Set in a fold of the hills that overlook the Jordan Valley, Pella was perfectly situated, not least because of its perennial springs. Their lack of abundance today is due to the modern pump house, which has blemished one of the loveliest sites in Jordan.
Excavations (by Americans in 1958 and 1967; since 1979 by Australians) are stripping back the complex layers of Pella’s story. The main tell, inhabited since Neolithic times, includes Chalcolithic and Early Bronze Age settlements; but by far the most significant early monument is on the south side of the tell – a large Middle Bronze Age temple with massive stone walls, built over an earlier mud brick version.

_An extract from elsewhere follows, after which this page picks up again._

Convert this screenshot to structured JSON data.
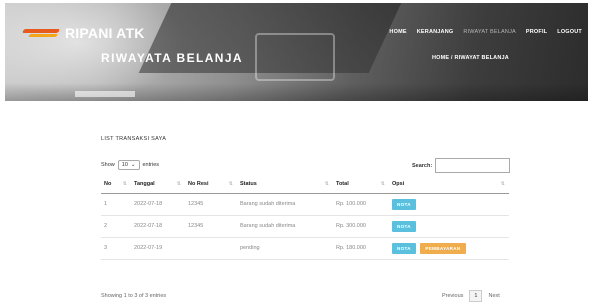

This was again rebuilt, but in a smaller form, perhaps after an earthquake. More destruction in the Iron Age, in both the 10th and 9th centuries BC, led to more rebuilding, each smaller than the one before.
The first literary reference to the site is also Middle Bronze Age, in the 19th century BC, when it is referred to in Egyptian texts as Pihilum, or Pehel. It was an active trade centre, which had links with Syria and Cyprus as well as with Egypt, for whom it supplied wood for making chariot spokes.